▶ WHAT YOU HAVE TO DO
Lines with "JSON" in the entries below: count them and reply with the number alone.

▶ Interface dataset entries
------------------------------------------------------------------------

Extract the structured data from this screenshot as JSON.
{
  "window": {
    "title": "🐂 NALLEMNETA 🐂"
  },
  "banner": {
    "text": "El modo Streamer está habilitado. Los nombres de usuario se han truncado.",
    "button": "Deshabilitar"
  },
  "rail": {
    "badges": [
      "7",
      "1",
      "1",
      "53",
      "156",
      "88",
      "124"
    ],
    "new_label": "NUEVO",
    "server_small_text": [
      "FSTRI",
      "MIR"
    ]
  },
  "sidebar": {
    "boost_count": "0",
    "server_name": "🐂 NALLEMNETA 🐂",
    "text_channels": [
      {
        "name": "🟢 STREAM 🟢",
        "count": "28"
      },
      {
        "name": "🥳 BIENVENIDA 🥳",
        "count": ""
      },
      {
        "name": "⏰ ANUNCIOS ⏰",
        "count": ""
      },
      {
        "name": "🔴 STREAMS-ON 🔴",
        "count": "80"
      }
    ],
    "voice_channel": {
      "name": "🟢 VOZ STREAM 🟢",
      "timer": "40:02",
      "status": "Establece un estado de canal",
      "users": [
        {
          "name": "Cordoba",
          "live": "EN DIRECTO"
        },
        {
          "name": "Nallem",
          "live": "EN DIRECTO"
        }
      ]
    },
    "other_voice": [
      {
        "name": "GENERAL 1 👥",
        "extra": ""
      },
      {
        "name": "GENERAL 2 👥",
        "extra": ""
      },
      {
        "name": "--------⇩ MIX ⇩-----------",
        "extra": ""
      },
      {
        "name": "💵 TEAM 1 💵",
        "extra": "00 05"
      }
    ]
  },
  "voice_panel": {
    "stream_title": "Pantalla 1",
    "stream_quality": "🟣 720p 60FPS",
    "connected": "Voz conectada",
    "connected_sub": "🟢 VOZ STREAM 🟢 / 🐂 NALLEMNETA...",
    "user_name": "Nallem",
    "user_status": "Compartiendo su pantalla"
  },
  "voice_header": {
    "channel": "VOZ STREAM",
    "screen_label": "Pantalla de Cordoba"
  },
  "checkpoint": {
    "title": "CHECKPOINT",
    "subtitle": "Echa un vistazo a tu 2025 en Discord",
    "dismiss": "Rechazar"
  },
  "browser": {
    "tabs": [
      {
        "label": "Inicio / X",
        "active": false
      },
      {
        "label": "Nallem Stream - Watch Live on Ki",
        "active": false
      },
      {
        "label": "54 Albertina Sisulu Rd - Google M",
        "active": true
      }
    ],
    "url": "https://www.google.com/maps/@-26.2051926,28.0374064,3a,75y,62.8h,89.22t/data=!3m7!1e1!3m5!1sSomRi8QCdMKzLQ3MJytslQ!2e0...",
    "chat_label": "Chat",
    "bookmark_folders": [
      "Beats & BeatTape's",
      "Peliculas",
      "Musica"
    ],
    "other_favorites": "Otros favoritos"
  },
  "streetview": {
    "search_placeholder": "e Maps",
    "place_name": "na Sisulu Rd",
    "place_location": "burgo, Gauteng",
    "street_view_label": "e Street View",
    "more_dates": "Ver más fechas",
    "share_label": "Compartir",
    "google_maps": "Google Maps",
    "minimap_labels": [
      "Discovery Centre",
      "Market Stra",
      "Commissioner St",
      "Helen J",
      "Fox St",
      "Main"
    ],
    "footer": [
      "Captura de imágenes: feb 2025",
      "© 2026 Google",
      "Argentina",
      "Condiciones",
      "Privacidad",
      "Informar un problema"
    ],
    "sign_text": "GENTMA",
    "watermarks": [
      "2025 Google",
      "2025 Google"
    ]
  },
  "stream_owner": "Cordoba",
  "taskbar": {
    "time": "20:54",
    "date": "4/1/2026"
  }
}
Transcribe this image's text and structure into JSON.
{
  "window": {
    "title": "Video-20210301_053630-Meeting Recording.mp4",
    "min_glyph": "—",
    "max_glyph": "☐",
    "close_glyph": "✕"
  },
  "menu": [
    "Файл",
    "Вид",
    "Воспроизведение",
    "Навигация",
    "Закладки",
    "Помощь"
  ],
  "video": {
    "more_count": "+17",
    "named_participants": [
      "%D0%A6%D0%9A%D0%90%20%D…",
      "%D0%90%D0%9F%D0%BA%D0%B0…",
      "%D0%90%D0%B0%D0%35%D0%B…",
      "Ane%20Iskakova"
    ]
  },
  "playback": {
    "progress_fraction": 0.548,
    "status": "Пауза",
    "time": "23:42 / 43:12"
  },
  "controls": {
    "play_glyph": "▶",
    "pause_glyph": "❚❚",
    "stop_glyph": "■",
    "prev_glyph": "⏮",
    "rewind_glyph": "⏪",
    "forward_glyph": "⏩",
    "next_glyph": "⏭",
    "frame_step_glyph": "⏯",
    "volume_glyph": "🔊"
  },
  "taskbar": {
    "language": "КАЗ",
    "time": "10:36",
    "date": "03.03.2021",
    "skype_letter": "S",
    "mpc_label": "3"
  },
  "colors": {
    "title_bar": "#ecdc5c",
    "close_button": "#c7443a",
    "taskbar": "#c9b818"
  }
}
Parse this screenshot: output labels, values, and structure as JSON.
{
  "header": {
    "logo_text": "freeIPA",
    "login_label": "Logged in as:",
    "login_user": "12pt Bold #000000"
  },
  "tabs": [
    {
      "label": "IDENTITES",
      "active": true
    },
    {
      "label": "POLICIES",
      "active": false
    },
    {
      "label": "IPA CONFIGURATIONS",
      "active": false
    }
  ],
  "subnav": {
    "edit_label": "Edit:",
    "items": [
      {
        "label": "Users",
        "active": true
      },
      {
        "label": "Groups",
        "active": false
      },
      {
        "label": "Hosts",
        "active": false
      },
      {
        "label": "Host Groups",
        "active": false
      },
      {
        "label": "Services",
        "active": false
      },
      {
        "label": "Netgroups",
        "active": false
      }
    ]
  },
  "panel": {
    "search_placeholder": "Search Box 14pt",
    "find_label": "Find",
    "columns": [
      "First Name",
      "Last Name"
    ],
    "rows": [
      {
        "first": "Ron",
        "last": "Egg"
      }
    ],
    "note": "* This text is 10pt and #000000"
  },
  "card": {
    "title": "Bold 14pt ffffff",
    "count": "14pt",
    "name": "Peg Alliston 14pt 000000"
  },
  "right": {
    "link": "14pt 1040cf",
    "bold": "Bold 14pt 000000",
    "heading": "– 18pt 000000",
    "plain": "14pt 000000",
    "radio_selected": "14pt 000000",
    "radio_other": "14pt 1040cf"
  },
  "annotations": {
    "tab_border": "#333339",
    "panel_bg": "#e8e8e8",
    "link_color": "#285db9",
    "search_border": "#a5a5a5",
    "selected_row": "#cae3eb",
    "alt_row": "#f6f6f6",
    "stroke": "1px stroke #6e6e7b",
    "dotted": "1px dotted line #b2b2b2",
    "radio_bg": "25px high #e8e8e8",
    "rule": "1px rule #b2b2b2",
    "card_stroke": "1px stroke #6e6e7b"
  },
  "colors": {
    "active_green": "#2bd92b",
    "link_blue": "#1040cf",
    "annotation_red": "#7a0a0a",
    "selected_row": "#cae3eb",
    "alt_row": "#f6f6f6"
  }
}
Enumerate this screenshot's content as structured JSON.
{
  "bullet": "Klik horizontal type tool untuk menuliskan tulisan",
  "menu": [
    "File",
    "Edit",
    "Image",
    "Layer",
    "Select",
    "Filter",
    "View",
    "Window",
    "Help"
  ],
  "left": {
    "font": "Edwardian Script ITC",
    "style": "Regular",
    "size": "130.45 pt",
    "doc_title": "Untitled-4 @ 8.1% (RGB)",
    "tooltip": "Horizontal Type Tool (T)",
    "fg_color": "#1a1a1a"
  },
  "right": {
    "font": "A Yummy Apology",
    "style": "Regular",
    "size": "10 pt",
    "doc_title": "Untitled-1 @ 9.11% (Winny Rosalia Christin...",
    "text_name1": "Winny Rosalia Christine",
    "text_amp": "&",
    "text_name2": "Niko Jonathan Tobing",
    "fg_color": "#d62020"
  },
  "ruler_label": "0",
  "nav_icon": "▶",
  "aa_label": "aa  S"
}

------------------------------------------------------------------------

▶ THE COMPLETED TASK
4